Top of SUPPLIED DATA

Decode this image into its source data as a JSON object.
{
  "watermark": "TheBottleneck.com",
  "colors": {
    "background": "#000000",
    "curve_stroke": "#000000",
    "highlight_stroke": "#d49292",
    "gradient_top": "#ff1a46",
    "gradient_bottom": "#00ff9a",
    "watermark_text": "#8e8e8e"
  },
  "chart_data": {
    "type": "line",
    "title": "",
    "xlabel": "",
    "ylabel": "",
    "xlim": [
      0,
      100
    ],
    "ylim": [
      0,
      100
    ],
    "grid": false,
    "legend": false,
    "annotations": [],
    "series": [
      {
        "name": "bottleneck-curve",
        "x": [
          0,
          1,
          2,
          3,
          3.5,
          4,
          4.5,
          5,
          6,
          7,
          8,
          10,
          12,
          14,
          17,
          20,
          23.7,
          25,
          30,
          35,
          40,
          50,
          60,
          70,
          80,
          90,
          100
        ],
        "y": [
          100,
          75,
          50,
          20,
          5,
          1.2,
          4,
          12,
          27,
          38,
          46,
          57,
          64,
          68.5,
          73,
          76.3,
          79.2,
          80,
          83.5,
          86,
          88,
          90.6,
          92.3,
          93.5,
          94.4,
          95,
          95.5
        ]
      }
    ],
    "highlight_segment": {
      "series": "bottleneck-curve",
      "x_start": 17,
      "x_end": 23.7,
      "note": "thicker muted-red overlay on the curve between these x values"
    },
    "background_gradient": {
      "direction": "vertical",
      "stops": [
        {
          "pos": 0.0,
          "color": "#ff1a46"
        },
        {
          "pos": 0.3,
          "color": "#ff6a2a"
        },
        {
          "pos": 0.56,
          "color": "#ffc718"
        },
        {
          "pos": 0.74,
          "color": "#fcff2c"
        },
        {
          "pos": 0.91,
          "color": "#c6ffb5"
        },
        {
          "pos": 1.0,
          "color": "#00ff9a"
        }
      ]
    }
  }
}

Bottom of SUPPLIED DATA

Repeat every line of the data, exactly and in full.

Decode this image into its source data as a JSON object.
{
  "watermark": "TheBottleneck.com",
  "colors": {
    "background": "#000000",
    "curve_stroke": "#000000",
    "highlight_stroke": "#d49292",
    "gradient_top": "#ff1a46",
    "gradient_bottom": "#00ff9a",
    "watermark_text": "#8e8e8e"
  },
  "chart_data": {
    "type": "line",
    "title": "",
    "xlabel": "",
    "ylabel": "",
    "xlim": [
      0,
      100
    ],
    "ylim": [
      0,
      100
    ],
    "grid": false,
    "legend": false,
    "annotations": [],
    "series": [
      {
        "name": "bottleneck-curve",
        "x": [
          0,
          1,
          2,
          3,
          3.5,
          4,
          4.5,
          5,
          6,
          7,
          8,
          10,
          12,
          14,
          17,
          20,
          23.7,
          25,
          30,
          35,
          40,
          50,
          60,
          70,
          80,
          90,
          100
        ],
        "y": [
          100,
          75,
          50,
          20,
          5,
          1.2,
          4,
          12,
          27,
          38,
          46,
          57,
          64,
          68.5,
          73,
          76.3,
          79.2,
          80,
          83.5,
          86,
          88,
          90.6,
          92.3,
          93.5,
          94.4,
          95,
          95.5
        ]
      }
    ],
    "highlight_segment": {
      "series": "bottleneck-curve",
      "x_start": 17,
      "x_end": 23.7,
      "note": "thicker muted-red overlay on the curve between these x values"
    },
    "background_gradient": {
      "direction": "vertical",
      "stops": [
        {
          "pos": 0.0,
          "color": "#ff1a46"
        },
        {
          "pos": 0.3,
          "color": "#ff6a2a"
        },
        {
          "pos": 0.56,
          "color": "#ffc718"
        },
        {
          "pos": 0.74,
          "color": "#fcff2c"
        },
        {
          "pos": 0.91,
          "color": "#c6ffb5"
        },
        {
          "pos": 1.0,
          "color": "#00ff9a"
        }
      ]
    }
  }
}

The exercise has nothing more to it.